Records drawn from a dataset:
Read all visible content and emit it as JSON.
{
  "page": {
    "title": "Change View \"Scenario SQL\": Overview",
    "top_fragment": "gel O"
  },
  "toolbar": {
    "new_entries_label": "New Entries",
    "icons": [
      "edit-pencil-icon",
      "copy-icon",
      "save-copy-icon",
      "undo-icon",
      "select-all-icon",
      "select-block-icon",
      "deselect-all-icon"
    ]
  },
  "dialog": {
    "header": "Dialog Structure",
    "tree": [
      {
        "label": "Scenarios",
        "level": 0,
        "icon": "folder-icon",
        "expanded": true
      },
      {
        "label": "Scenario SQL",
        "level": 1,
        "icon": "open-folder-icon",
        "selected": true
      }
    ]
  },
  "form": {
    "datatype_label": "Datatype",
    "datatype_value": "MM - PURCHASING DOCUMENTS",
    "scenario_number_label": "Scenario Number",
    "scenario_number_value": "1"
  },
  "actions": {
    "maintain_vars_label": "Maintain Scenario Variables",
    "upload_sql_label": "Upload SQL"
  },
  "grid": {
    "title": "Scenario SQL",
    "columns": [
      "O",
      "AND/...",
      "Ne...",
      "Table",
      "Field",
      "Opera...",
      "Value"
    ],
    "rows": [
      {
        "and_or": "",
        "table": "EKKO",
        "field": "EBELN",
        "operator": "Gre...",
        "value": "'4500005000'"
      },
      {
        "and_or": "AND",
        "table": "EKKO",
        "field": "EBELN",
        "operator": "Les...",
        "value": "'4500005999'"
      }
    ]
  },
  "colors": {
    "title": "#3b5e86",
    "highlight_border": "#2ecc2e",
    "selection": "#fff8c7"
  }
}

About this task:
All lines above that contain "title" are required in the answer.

Task solution:
    "title": "Change View \"Scenario SQL\": Overview",
    "title": "Scenario SQL",
    "title": "#3b5e86",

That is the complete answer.